climate change

8 Good Things for the Environment That Happened in 2021

From Sec. Deb Haaland's historic appointment to the movement to divest from fossil fuel companies, 2021 wasn't all bad news about climate change.

It can feel like 2021 only brought bad news with extreme weather, an ongoing pandemic and many people experiencing financial struggles. Severe storms, largely influenced by climate change, caused roughly $120 billion in damage globally.

January 2021 brought destructive floods to California. A couple of weeks later, a historic winter storm shut down much of the Texas power grid, costing the state nearly $130 billion. The Gulf Coast is still recovering from Hurricane Ida, which caused an estimated $32 billion in damage and hit Louisiana on the anniversary of another historic storm, Katrina. December’s unusual tornado outbreak across the Mississippi River Valley caused another $18 billion and killed nearly 100 people.

But, at NBCLX, we try not to focus on only the bad news. There were at least eight major wins for our planet in 2021.

Fuel economy regulations

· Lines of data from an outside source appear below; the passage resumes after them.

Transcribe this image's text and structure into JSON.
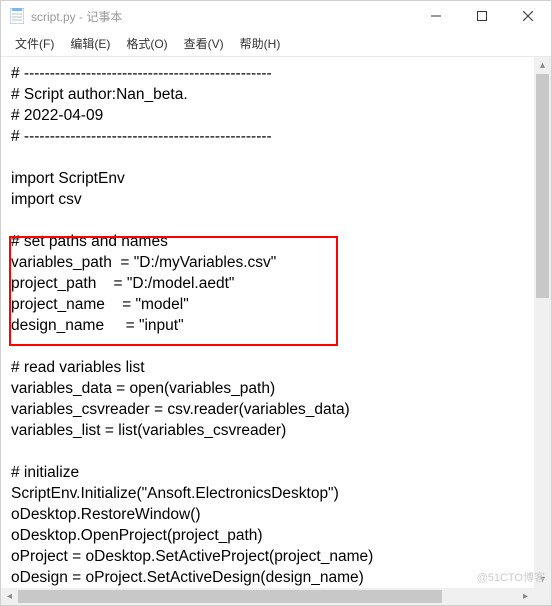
{
  "title": "script.py - 记事本",
  "menu": {
    "file": "文件(F)",
    "edit": "编辑(E)",
    "format": "格式(O)",
    "view": "查看(V)",
    "help": "帮助(H)"
  },
  "content": "# ------------------------------------------------\n# Script author:Nan_beta.\n# 2022-04-09\n# ------------------------------------------------\n\nimport ScriptEnv\nimport csv\n\n# set paths and names\nvariables_path  = \"D:/myVariables.csv\"\nproject_path    = \"D:/model.aedt\"\nproject_name    = \"model\"\ndesign_name     = \"input\"\n\n# read variables list\nvariables_data = open(variables_path)\nvariables_csvreader = csv.reader(variables_data)\nvariables_list = list(variables_csvreader)\n\n# initialize\nScriptEnv.Initialize(\"Ansoft.ElectronicsDesktop\")\noDesktop.RestoreWindow()\noDesktop.OpenProject(project_path)\noProject = oDesktop.SetActiveProject(project_name)\noDesign = oProject.SetActiveDesign(design_name)",
  "watermark": "@51CTO博客"
}
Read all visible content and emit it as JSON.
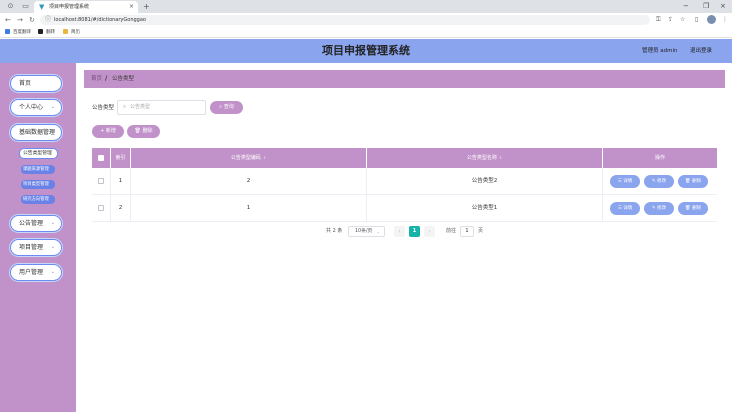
{
  "browser": {
    "tab_title": "项目申报管理系统",
    "tab_close": "×",
    "new_tab": "+",
    "url": "localhost:8081/#/dictionaryGonggao",
    "bookmarks": [
      "百度翻译",
      "翻转",
      "简历"
    ]
  },
  "header": {
    "title": "项目申报管理系统",
    "user": "管理员 admin",
    "logout": "退出登录"
  },
  "sidebar": {
    "items": [
      {
        "label": "首页",
        "has_chevron": false
      },
      {
        "label": "个人中心",
        "has_chevron": true
      },
      {
        "label": "基础数据管理",
        "has_chevron": true
      },
      {
        "label": "公告管理",
        "has_chevron": true
      },
      {
        "label": "项目管理",
        "has_chevron": true
      },
      {
        "label": "用户管理",
        "has_chevron": true
      }
    ],
    "chevron": "⌄",
    "sub_active": "公告类型管理",
    "sub_items": [
      "课题来源管理",
      "项目类型管理",
      "研究方向管理"
    ]
  },
  "breadcrumb": {
    "home": "首页",
    "separator": "/",
    "current": "公告类型"
  },
  "search": {
    "label": "公告类型",
    "placeholder": "公告类型",
    "button": "查询"
  },
  "toolbar": {
    "add": "+ 新增",
    "delete": "删除"
  },
  "table": {
    "columns": [
      "索引",
      "公告类型编码",
      "公告类型名称",
      "操作"
    ],
    "sort_glyph": "⇕",
    "rows": [
      {
        "index": "1",
        "code": "2",
        "name": "公告类型2"
      },
      {
        "index": "2",
        "code": "1",
        "name": "公告类型1"
      }
    ],
    "actions": [
      "详情",
      "修改",
      "删除"
    ]
  },
  "pagination": {
    "total": "共 2 条",
    "page_size": "10条/页",
    "prev": "‹",
    "next": "›",
    "current_page": "1",
    "goto_label": "前往",
    "goto_value": "1",
    "page_unit": "页"
  },
  "colors": {
    "header": "#8aa4ee",
    "sidebar": "#c192c9",
    "primary_button": "#c192c9",
    "action_button": "#8aa4ee",
    "active_page": "#16b4a8"
  }
}
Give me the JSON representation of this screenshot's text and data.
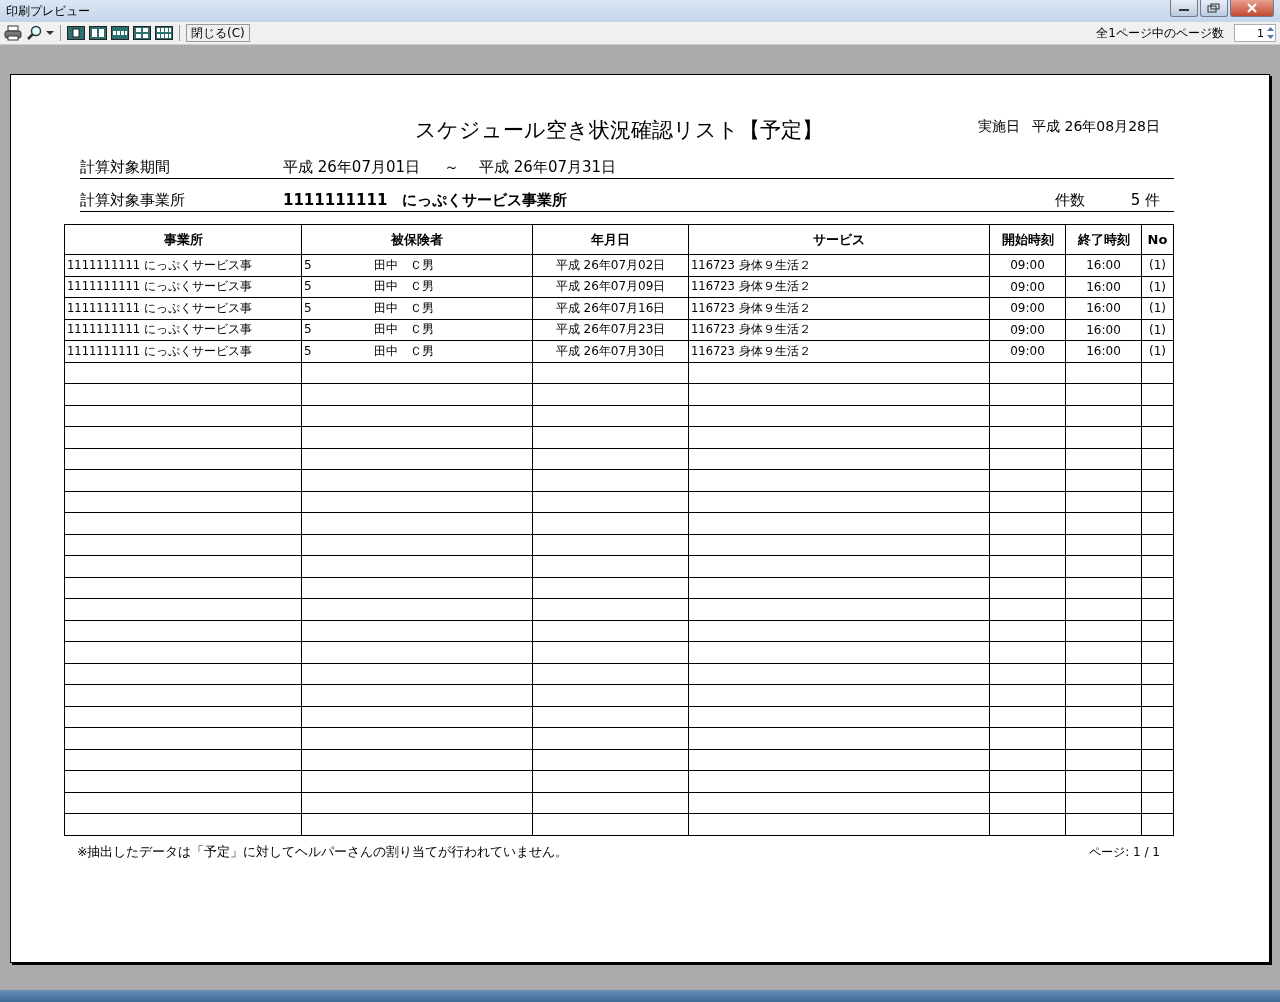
{
  "window": {
    "title": "印刷プレビュー"
  },
  "toolbar": {
    "close_button": "閉じる(C)",
    "page_count_label": "全1ページ中のページ数",
    "page_number": "1"
  },
  "report": {
    "title": "スケジュール空き状況確認リスト【予定】",
    "date_label": "実施日",
    "date": "平成 26年08月28日",
    "period": {
      "label": "計算対象期間",
      "from": "平成 26年07月01日",
      "separator": "～",
      "to": "平成 26年07月31日"
    },
    "office": {
      "label": "計算対象事業所",
      "value": "1111111111　にっぷくサービス事業所",
      "count_label": "件数",
      "count": "5 件"
    },
    "table": {
      "columns": [
        "事業所",
        "被保険者",
        "年月日",
        "サービス",
        "開始時刻",
        "終了時刻",
        "No"
      ],
      "rows": [
        {
          "office": "1111111111 にっぷくサービス事",
          "insured_no": "5",
          "insured_name": "田中　Ｃ男",
          "date": "平成 26年07月02日",
          "service": "116723 身体９生活２",
          "start": "09:00",
          "end": "16:00",
          "no": "(1)"
        },
        {
          "office": "1111111111 にっぷくサービス事",
          "insured_no": "5",
          "insured_name": "田中　Ｃ男",
          "date": "平成 26年07月09日",
          "service": "116723 身体９生活２",
          "start": "09:00",
          "end": "16:00",
          "no": "(1)"
        },
        {
          "office": "1111111111 にっぷくサービス事",
          "insured_no": "5",
          "insured_name": "田中　Ｃ男",
          "date": "平成 26年07月16日",
          "service": "116723 身体９生活２",
          "start": "09:00",
          "end": "16:00",
          "no": "(1)"
        },
        {
          "office": "1111111111 にっぷくサービス事",
          "insured_no": "5",
          "insured_name": "田中　Ｃ男",
          "date": "平成 26年07月23日",
          "service": "116723 身体９生活２",
          "start": "09:00",
          "end": "16:00",
          "no": "(1)"
        },
        {
          "office": "1111111111 にっぷくサービス事",
          "insured_no": "5",
          "insured_name": "田中　Ｃ男",
          "date": "平成 26年07月30日",
          "service": "116723 身体９生活２",
          "start": "09:00",
          "end": "16:00",
          "no": "(1)"
        }
      ]
    },
    "note": "※抽出したデータは「予定」に対してヘルパーさんの割り当てが行われていません。",
    "page": "ページ: 1 / 1"
  }
}
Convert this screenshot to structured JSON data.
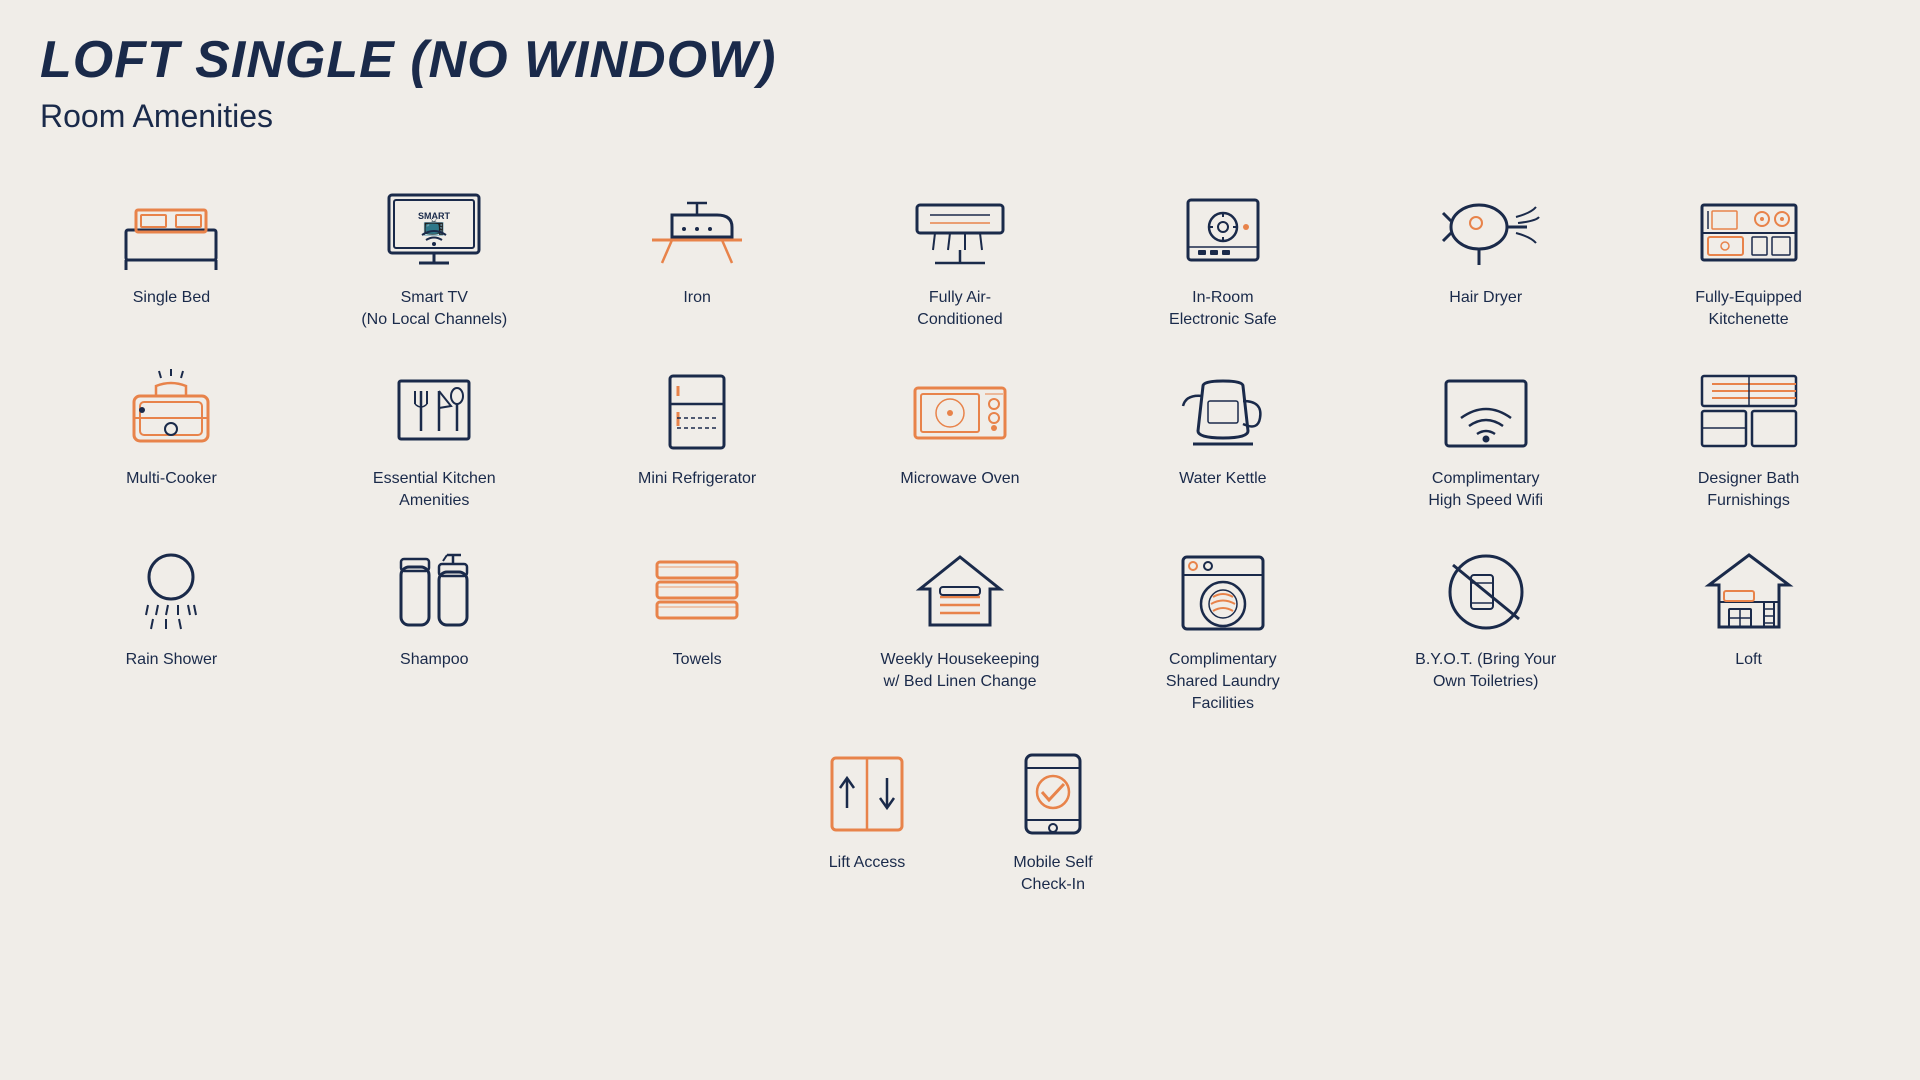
{
  "title": "LOFT SINGLE (NO WINDOW)",
  "subtitle": "Room Amenities",
  "amenities": [
    {
      "id": "single-bed",
      "label": "Single Bed",
      "icon": "bed"
    },
    {
      "id": "smart-tv",
      "label": "Smart TV\n(No Local Channels)",
      "icon": "tv"
    },
    {
      "id": "iron",
      "label": "Iron",
      "icon": "iron"
    },
    {
      "id": "air-conditioned",
      "label": "Fully Air-\nConditioned",
      "icon": "ac"
    },
    {
      "id": "electronic-safe",
      "label": "In-Room\nElectronic Safe",
      "icon": "safe"
    },
    {
      "id": "hair-dryer",
      "label": "Hair Dryer",
      "icon": "hairdryer"
    },
    {
      "id": "kitchenette",
      "label": "Fully-Equipped\nKitchenette",
      "icon": "kitchenette"
    },
    {
      "id": "multi-cooker",
      "label": "Multi-Cooker",
      "icon": "multicooker"
    },
    {
      "id": "kitchen-amenities",
      "label": "Essential Kitchen\nAmenities",
      "icon": "kitchen"
    },
    {
      "id": "mini-fridge",
      "label": "Mini Refrigerator",
      "icon": "fridge"
    },
    {
      "id": "microwave",
      "label": "Microwave Oven",
      "icon": "microwave"
    },
    {
      "id": "kettle",
      "label": "Water Kettle",
      "icon": "kettle"
    },
    {
      "id": "wifi",
      "label": "Complimentary\nHigh Speed Wifi",
      "icon": "wifi"
    },
    {
      "id": "bath",
      "label": "Designer Bath\nFurnishings",
      "icon": "bath"
    },
    {
      "id": "rain-shower",
      "label": "Rain Shower",
      "icon": "shower"
    },
    {
      "id": "shampoo",
      "label": "Shampoo",
      "icon": "shampoo"
    },
    {
      "id": "towels",
      "label": "Towels",
      "icon": "towels"
    },
    {
      "id": "housekeeping",
      "label": "Weekly Housekeeping\nw/ Bed Linen Change",
      "icon": "housekeeping"
    },
    {
      "id": "laundry",
      "label": "Complimentary\nShared Laundry\nFacilities",
      "icon": "laundry"
    },
    {
      "id": "byot",
      "label": "B.Y.O.T. (Bring Your\nOwn Toiletries)",
      "icon": "byot"
    },
    {
      "id": "loft",
      "label": "Loft",
      "icon": "loft"
    },
    {
      "id": "lift",
      "label": "Lift Access",
      "icon": "lift"
    },
    {
      "id": "checkin",
      "label": "Mobile Self\nCheck-In",
      "icon": "checkin"
    }
  ],
  "colors": {
    "navy": "#1a2a4a",
    "orange": "#e8834a",
    "bg": "#f0ede8"
  }
}
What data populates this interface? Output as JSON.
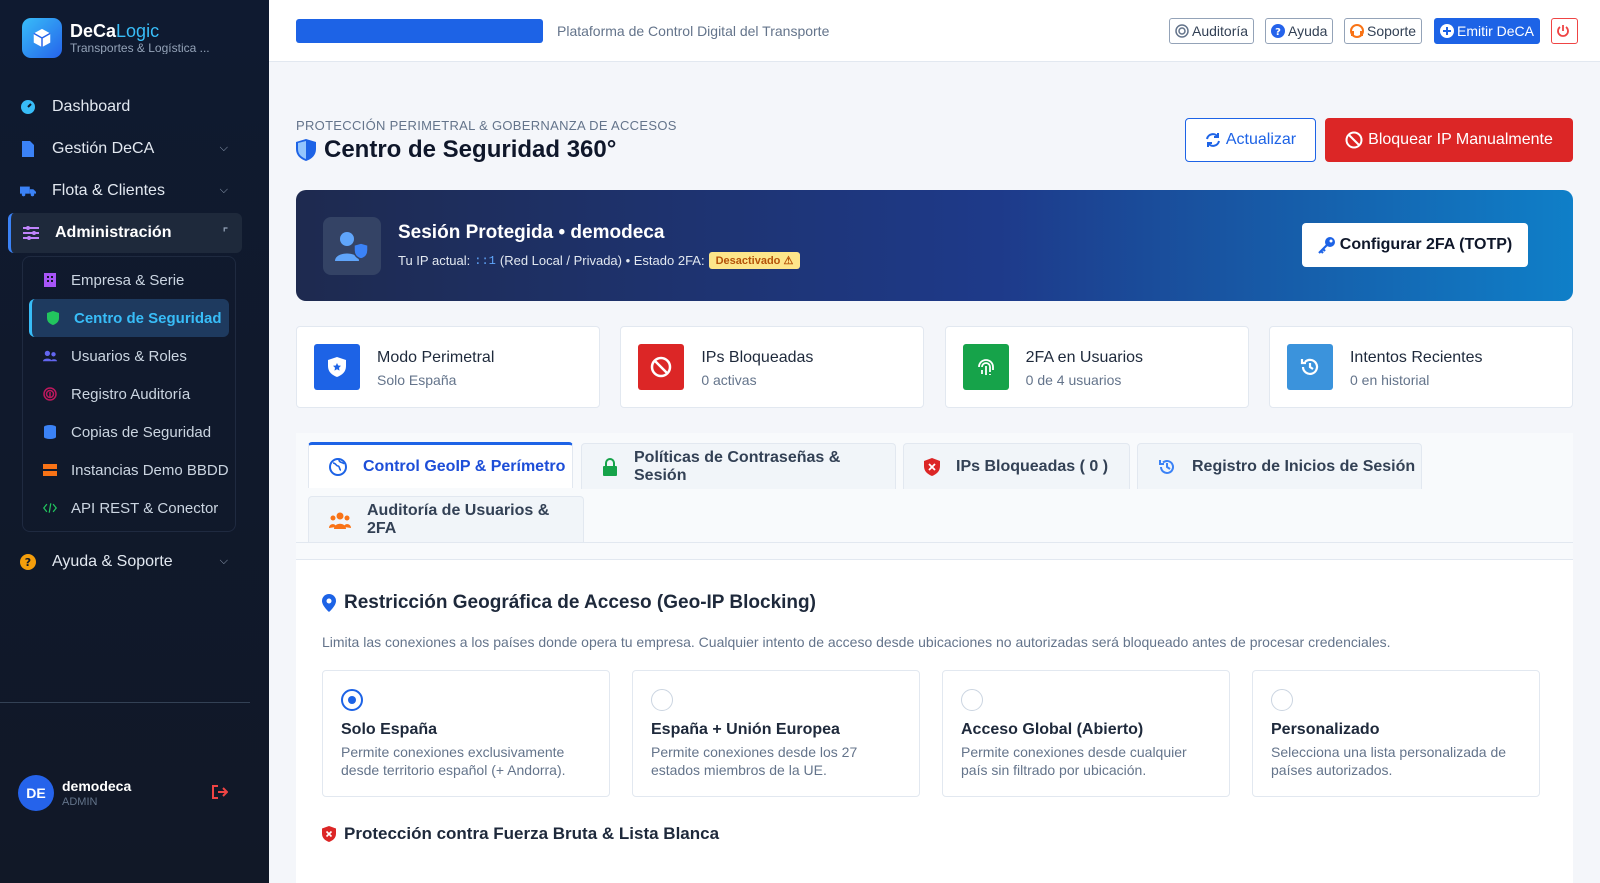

Days before Christmas, the Environmental Protection Agency announced a big shift in fuel economy. Beginning in 2026, passenger vehicles must get 55 miles per gallon on average. The Biden administration has said this will save more than 3 billion tons of carbon dioxide by 2050 and drivers more than $1,000 over the life of their vehicle.

Ending deforestation

“Preserving forests and other ecosystems can and should be part of meeting our climate goals,” President Biden told the United Nations at a global climate summit in early November. It was part of the president’s milestone promise to end deforestation in the United States by 2030. More than 110 countries joined in, covering nearly 90% of the world’s forests. 

U.S. Secretary of the Interior Deb Haaland

In March, Deb Haaland made history as the first Native American member of the Cabinet. She now leads departments that manage federal lands stolen from Indigenous people during the colonization of America. “This historic nature of my nomination is not lost on me, but I will say, it’s not about me,” Haaland told Congress during her confirmation hearing.

Protecting Native American ancestral homes

Months later, Haaland recommended expanding three national monuments, which are the ancestral homes of six Native American tribes. The previous administration opened much of Bears Ears National Monument and Grand Staircase-Escalante National Monument in Utah and the Northeast Canyons and Seamounts Marine National Monument in Rhode Island to mining and drilling. But after Biden’s executive orders, they're once again under federal protection.

Canceling Keystone XL

Plans for two oil pipelines got axed this year. TC Energy called off the controversial Keystone XL pipeline, which would’ve carried dirty tar sands oil to U.S. refineries, and a predominantly Black community in Memphis, Tennessee, celebrated the end of the much smaller Byhalia pipeline through their neighborhood.

Making recycling easier

Plastics went even more out of style in 2021. Washington state banned polystyrene, which goes into take-out containers, packing peanuts and more. California also banned using the recycling symbol on plastics that can’t actually be recycled. Some estimate that more than 75% of plastic containers can’t actually be recycled, despite carrying the notable recycling arrows.

Shell making cuts

Oil and gas company Shell faced increasing resistance in 2021 and pulled out of a proposed offshore oil field in Scotland. Shell also must cut its carbon emissions 45% by 2030 after a court order from the Netherlands, its home country.

Divestment

Marquee names like Harvard University and New York City stopped investing their multibillion dollar funds in fossil fuel. It's a process known as “divestment,” and some environmental activists believe it could be what truly scales back global carbon emissions. Nearly 1,500 organizations have pulled $40 trillion from fossil fuel, according to climate advocacy organization Stand.Earth.